== Segment start ==

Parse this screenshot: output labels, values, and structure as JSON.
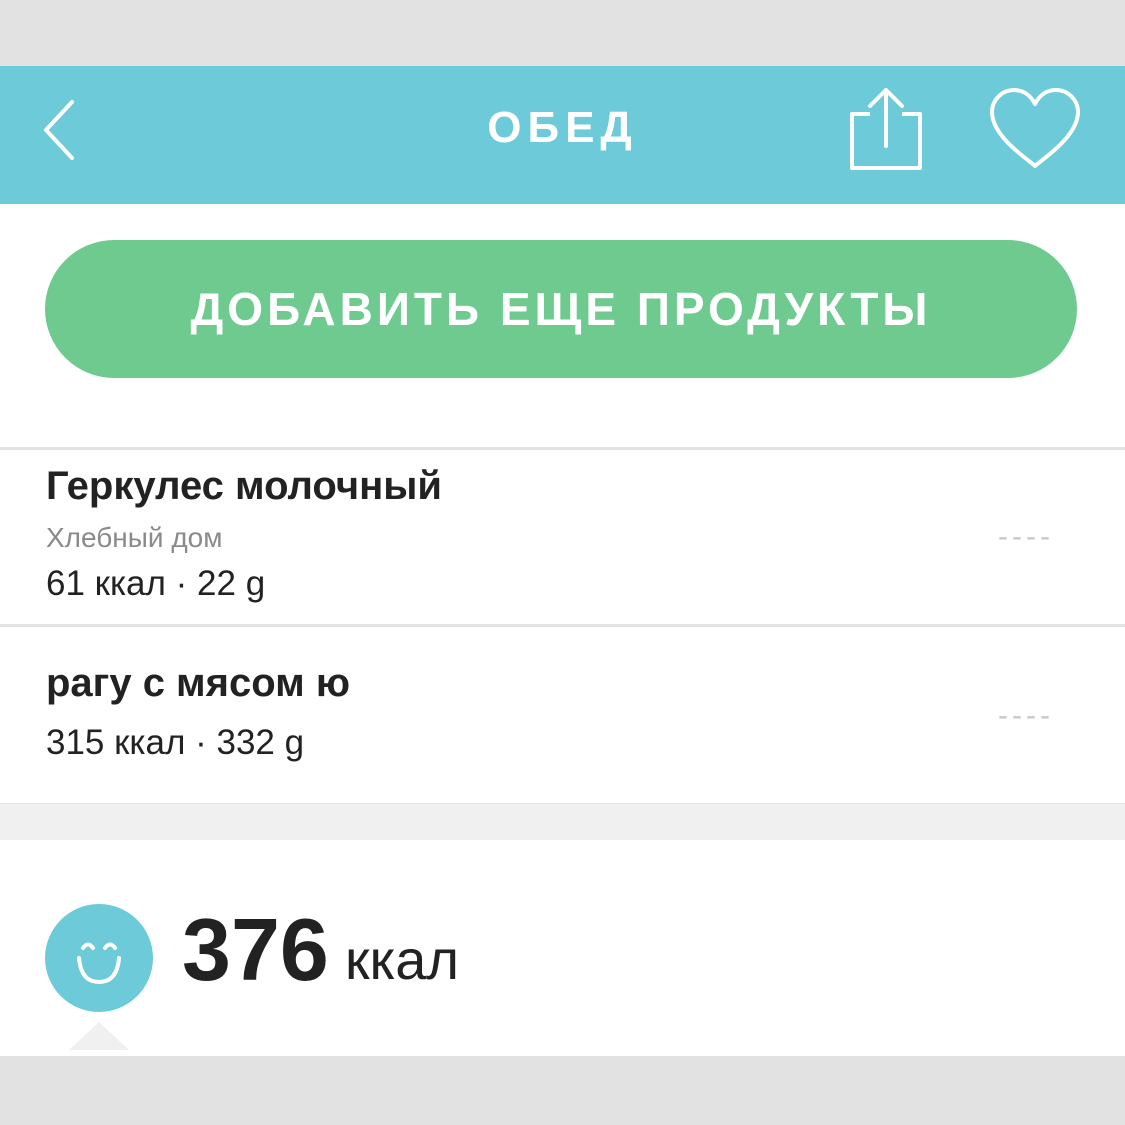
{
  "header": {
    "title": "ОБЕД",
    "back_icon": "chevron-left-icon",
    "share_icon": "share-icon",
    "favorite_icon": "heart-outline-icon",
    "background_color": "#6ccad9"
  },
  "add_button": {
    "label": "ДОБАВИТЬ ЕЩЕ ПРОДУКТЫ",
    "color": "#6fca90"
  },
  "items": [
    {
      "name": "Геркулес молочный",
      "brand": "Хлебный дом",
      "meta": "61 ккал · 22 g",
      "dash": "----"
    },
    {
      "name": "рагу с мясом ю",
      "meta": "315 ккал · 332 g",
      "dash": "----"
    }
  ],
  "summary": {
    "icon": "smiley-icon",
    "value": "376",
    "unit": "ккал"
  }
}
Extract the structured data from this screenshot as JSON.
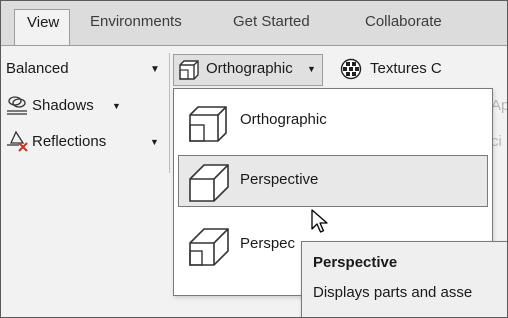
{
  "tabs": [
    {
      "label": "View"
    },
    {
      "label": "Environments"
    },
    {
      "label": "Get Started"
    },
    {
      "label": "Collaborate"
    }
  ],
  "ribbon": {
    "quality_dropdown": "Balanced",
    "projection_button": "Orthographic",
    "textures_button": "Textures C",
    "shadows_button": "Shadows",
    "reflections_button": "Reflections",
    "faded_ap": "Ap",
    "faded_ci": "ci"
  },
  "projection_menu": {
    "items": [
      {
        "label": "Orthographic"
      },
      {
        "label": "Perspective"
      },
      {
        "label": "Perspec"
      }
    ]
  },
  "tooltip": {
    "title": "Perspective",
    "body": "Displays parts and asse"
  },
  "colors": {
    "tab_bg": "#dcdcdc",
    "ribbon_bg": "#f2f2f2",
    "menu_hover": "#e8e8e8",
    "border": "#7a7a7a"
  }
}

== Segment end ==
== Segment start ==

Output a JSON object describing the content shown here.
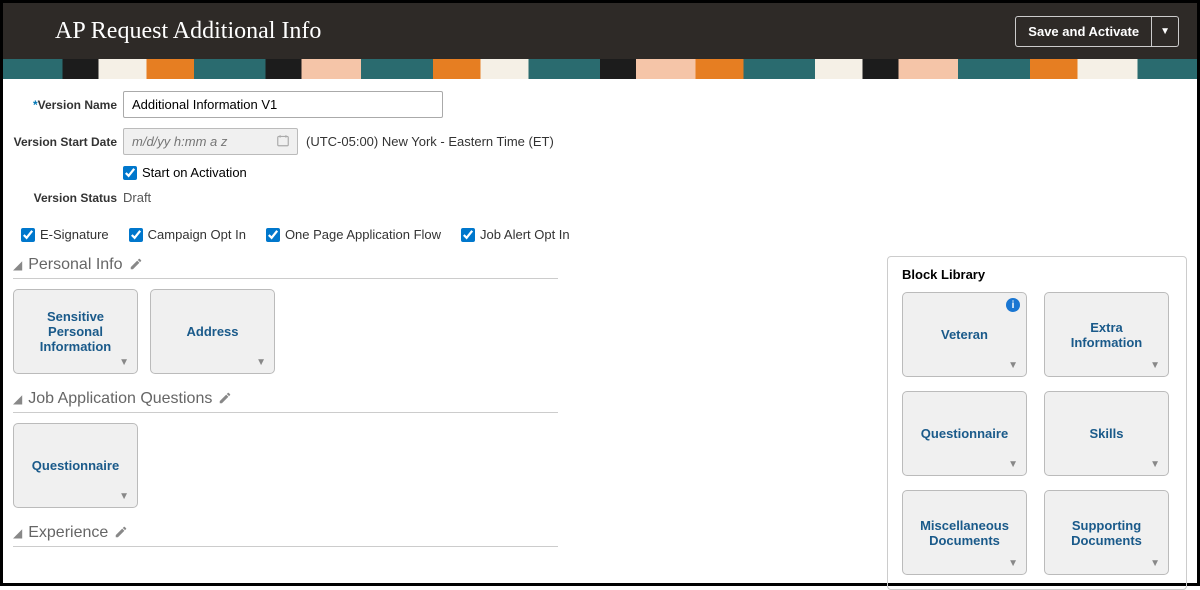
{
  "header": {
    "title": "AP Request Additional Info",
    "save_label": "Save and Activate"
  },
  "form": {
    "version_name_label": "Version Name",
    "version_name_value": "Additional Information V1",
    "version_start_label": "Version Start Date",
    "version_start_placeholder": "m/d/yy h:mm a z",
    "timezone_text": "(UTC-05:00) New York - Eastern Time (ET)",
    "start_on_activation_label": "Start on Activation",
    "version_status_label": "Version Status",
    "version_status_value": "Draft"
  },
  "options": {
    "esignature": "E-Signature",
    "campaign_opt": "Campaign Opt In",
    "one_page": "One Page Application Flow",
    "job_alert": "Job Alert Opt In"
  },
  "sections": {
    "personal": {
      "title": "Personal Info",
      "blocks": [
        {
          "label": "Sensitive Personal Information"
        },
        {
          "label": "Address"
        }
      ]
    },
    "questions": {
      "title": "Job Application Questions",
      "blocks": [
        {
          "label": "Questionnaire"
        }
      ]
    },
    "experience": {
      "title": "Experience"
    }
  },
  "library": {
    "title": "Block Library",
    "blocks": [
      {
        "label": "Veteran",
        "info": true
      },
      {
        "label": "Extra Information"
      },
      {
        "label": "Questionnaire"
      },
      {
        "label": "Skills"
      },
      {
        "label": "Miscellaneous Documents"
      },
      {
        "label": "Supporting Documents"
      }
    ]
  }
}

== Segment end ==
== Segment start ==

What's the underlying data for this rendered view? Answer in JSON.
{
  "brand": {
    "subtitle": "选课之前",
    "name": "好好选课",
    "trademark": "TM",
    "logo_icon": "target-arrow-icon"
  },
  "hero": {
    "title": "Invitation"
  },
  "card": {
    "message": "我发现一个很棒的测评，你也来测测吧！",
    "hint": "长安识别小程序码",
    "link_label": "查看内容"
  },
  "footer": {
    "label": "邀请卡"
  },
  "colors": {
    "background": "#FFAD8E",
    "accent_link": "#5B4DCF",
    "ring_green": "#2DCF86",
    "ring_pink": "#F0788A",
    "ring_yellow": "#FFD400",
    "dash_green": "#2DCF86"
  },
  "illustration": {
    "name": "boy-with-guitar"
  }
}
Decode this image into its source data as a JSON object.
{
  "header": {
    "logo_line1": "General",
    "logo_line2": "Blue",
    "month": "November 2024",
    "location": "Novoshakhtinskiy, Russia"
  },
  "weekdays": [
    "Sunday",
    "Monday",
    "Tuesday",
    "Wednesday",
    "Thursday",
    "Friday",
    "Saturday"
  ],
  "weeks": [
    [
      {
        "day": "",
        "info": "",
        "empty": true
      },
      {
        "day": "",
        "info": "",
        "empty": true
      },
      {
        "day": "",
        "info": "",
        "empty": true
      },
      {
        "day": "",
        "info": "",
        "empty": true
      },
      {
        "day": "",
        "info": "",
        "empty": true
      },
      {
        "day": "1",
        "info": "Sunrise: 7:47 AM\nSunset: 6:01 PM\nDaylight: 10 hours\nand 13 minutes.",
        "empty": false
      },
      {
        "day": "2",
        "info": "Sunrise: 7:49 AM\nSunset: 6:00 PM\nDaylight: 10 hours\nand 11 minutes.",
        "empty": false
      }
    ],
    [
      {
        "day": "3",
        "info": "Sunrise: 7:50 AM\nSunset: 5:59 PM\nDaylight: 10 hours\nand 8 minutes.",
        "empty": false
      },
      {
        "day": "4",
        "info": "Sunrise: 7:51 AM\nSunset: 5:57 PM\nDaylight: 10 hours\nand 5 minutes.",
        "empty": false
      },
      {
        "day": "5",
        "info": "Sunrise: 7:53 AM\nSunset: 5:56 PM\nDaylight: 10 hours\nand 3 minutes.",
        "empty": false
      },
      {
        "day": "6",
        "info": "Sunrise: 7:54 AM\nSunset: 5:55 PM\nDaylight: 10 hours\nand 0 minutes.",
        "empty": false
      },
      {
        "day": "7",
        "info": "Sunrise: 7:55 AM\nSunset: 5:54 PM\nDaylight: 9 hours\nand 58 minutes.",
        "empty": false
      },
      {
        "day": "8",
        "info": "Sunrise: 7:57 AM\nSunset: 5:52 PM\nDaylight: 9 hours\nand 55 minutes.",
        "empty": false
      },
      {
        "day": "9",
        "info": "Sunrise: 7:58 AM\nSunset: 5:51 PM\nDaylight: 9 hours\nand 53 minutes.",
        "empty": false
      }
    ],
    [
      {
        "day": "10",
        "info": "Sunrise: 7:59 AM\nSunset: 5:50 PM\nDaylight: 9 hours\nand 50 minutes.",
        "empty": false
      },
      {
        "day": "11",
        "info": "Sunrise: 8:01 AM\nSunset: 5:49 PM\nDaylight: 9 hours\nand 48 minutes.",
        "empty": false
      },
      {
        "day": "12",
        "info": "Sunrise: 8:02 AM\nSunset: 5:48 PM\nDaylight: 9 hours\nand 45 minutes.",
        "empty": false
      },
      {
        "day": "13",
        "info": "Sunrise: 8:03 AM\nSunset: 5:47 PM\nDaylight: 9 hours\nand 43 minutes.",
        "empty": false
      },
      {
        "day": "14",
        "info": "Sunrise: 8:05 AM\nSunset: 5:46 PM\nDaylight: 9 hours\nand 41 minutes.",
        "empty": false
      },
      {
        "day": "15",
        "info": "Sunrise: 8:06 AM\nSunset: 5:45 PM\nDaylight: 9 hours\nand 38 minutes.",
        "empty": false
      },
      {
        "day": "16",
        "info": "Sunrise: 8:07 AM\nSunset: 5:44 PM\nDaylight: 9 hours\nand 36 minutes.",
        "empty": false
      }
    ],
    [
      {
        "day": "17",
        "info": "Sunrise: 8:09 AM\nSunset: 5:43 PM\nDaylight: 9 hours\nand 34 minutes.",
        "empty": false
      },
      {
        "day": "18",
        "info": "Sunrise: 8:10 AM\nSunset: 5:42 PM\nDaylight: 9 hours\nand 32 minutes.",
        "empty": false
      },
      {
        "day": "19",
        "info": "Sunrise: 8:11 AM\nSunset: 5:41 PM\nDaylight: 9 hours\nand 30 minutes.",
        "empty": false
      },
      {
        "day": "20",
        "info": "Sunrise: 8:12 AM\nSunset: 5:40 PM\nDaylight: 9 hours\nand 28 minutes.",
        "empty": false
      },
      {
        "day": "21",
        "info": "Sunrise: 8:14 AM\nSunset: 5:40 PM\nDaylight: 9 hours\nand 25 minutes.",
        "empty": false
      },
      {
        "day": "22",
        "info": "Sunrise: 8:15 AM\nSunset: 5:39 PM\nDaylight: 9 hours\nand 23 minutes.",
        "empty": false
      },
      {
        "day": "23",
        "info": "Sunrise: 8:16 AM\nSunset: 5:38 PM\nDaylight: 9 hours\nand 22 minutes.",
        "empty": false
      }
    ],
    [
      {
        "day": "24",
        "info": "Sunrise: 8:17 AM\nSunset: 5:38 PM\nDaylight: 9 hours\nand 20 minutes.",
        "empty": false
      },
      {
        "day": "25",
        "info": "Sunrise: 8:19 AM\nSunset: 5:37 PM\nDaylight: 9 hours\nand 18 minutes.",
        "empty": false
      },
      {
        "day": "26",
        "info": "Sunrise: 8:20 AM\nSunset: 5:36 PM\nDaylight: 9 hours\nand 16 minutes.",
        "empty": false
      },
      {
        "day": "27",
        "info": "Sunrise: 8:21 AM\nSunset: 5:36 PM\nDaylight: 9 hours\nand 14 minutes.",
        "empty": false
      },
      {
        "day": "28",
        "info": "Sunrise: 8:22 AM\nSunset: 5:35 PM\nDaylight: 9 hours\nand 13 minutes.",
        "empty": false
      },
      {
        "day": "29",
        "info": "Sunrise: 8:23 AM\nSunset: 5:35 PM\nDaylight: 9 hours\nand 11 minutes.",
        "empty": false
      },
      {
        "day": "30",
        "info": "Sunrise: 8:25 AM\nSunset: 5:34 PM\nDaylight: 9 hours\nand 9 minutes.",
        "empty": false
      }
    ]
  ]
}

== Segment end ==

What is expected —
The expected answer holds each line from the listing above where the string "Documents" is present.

Result of the exercise —
        "label": "Miscellaneous Documents"
        "label": "Supporting Documents"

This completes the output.